Task instructions —
Print the whole listing, unchanged.

Extracted records —
▼
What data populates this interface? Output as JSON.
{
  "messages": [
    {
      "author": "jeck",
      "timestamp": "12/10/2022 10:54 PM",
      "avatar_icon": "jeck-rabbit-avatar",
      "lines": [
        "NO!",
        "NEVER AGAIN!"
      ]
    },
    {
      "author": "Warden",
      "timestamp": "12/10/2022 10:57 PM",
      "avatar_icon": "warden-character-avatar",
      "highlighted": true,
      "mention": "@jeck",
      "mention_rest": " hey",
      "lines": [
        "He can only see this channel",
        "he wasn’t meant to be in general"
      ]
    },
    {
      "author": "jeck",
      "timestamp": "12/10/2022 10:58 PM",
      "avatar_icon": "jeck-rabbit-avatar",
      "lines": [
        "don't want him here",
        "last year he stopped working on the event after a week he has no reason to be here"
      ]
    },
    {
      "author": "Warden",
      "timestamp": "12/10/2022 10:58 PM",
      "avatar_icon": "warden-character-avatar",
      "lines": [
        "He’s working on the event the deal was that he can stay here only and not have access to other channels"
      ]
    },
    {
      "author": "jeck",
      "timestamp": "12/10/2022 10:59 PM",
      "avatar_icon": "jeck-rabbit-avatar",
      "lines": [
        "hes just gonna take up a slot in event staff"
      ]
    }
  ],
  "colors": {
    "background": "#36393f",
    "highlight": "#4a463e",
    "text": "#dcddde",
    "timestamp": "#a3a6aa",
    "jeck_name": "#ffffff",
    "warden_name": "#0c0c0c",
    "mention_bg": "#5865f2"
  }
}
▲
Output for this exercise —
What data populates this interface? Output as JSON.
{
  "messages": [
    {
      "author": "jeck",
      "timestamp": "12/10/2022 10:54 PM",
      "avatar_icon": "jeck-rabbit-avatar",
      "lines": [
        "NO!",
        "NEVER AGAIN!"
      ]
    },
    {
      "author": "Warden",
      "timestamp": "12/10/2022 10:57 PM",
      "avatar_icon": "warden-character-avatar",
      "highlighted": true,
      "mention": "@jeck",
      "mention_rest": " hey",
      "lines": [
        "He can only see this channel",
        "he wasn’t meant to be in general"
      ]
    },
    {
      "author": "jeck",
      "timestamp": "12/10/2022 10:58 PM",
      "avatar_icon": "jeck-rabbit-avatar",
      "lines": [
        "don't want him here",
        "last year he stopped working on the event after a week he has no reason to be here"
      ]
    },
    {
      "author": "Warden",
      "timestamp": "12/10/2022 10:58 PM",
      "avatar_icon": "warden-character-avatar",
      "lines": [
        "He’s working on the event the deal was that he can stay here only and not have access to other channels"
      ]
    },
    {
      "author": "jeck",
      "timestamp": "12/10/2022 10:59 PM",
      "avatar_icon": "jeck-rabbit-avatar",
      "lines": [
        "hes just gonna take up a slot in event staff"
      ]
    }
  ],
  "colors": {
    "background": "#36393f",
    "highlight": "#4a463e",
    "text": "#dcddde",
    "timestamp": "#a3a6aa",
    "jeck_name": "#ffffff",
    "warden_name": "#0c0c0c",
    "mention_bg": "#5865f2"
  }
}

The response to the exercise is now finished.